Knox, Forte eye 1,000 club
By neil Hayesand Sean jensen firstname.lastname@example.org@suntimes.com
Neither Johnny Knox nor Matt Forte gets a bonus for topping 1,000 in receiving or rushing yards, respectively.
Their contracts don’t include anything that rewards them for reaching a desirable number for a receiver or running back.
But it’s a goal nonetheless, and both have a chance to get to 1,000 in the season finale against the Green Bay Packers on Sunday.
Knox needs 40 yards receiving, while Forte needs 22 yards rushing.

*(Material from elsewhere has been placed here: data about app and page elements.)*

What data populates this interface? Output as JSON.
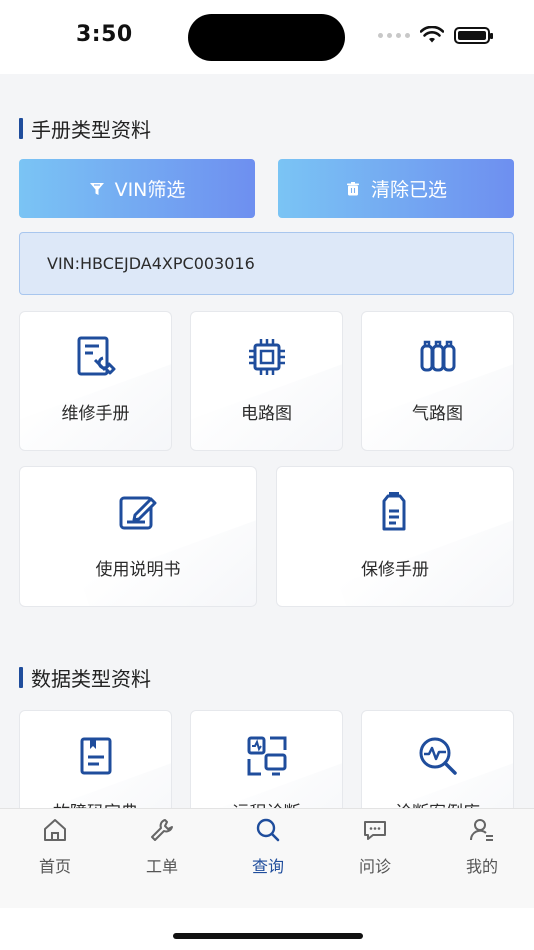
{
  "status_bar": {
    "time": "3:50"
  },
  "sections": {
    "manual_title": "手册类型资料",
    "data_title": "数据类型资料"
  },
  "actions": {
    "vin_filter": "VIN筛选",
    "clear_selected": "清除已选"
  },
  "vin": {
    "text": "VIN:HBCEJDA4XPC003016"
  },
  "manual_cards": [
    {
      "label": "维修手册",
      "icon": "repair-manual-icon"
    },
    {
      "label": "电路图",
      "icon": "circuit-chip-icon"
    },
    {
      "label": "气路图",
      "icon": "gas-cylinders-icon"
    },
    {
      "label": "使用说明书",
      "icon": "edit-document-icon"
    },
    {
      "label": "保修手册",
      "icon": "warranty-bottle-icon"
    }
  ],
  "data_cards": [
    {
      "label": "故障码字典",
      "icon": "dtc-book-icon"
    },
    {
      "label": "远程诊断",
      "icon": "remote-screen-icon"
    },
    {
      "label": "诊断案例库",
      "icon": "diagnosis-search-icon"
    }
  ],
  "tabs": [
    {
      "label": "首页",
      "icon": "home-icon"
    },
    {
      "label": "工单",
      "icon": "wrench-icon"
    },
    {
      "label": "查询",
      "icon": "search-icon",
      "active": true
    },
    {
      "label": "问诊",
      "icon": "chat-icon"
    },
    {
      "label": "我的",
      "icon": "user-icon"
    }
  ],
  "colors": {
    "accent": "#1f4d9c",
    "gradient_start": "#7ac4f4",
    "gradient_end": "#6e8ff0"
  }
}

“That was one of my goals coming into this year,” Knox said. “But, most important, I’m looking forward to getting a win because it’ll build momentum going into the playoffs.”
Forte has already topped 1,000 yards, getting 1,238 as a rookie.
But Forte gained just 929 yards last season when he was hampered by injuries, despite playing all 16 games.
Knox getting to 1,000 would be significant, at least for the Bears. They haven’t had a 1,000-yard receiver since Marty Booker had 1,189 in 2002.
A fifth-round pick in 2009, Knox had 527 receiving yards last year and made it to the Pro Bowl as a kickoff returner. This year, though, he was selected to start opposite Devin Hester, and he has emerged as quarterback Jay Cutler’s go-to target.
“It’s been real fun,” Knox said. “I’ve had ups and downs, but mainly it’s been positive things. I’m surrounded by a great group of leaders, and I’m just following them.
‘‘As a receiver, I’m just happy that we’re winning, and we’re all clicking and jelling as one.”
Bears receivers coach Darryl Drake said he has been pleased with Knox’s development.
“He’s got personal goals, and we want all our guys to reach their personal goals,” Drake said. “But the ultimate goal is for us to win games. And if that happens, it’s just icing on the cake for him.”
The Bears’ defense is sending three players to the Pro Bowl. But nobody wanted to pick one player as the unit’s MVP.
Lance Briggs, defensive coordinator Rod Marinelli and coach Lovie Smith all declined to pick a defensive MVP on Thursday.
“The defense,” Briggs said.
Asked to pick one person, he repeated “the defense,” then added, “that’s why we’re a good defense.”
Said Smith, “They’re all pretty good.
“Where would we be without any of them? We’ll let other people make that decision, but they’re all MVP in my mind.”
Cutler will have his work cut out for him Sunday.
Green Bay’s pass defense ranks fifth in yards allowed (199.3).
Opposing quarterbacks are averaging a league-low 69.1 passer rating against the Packers, who have 22 interceptions while allowing only 16 touchdown passes.
“They’re going to show you a lot of different looks and bring some pressure but they’re going to be smart about it,” Cutler said. “That’s why they’re tough.”
Receiver Earl Bennett sat out practice for the second straight day with a sore ankle, casting doubt on his availability for Sunday’s game against the Packers. Every other player on the roster participated fully.
For the Packers, cornerback Charles Woodson (toe), defensive end Ryan Pickett (ankle), safety Nick Collins (ribs) and linebacker Clay Matthews (shin) were limited for the Packers, while defensive end Cullen Jenkins (calf), guard Marshall Newhouse (back), cornerback Sam Shields (knees) and linebacker Frank Zombo (knee) did not practice.
Aaron Rodgers of the Packers has thrown three or more touchdowns 10 times in his career, the most in NFL history by a quarterback in his first three seasons, according to the Elias Sports Bureau.
The previous record-holder was Kurt Warner of the St. Louis Rams.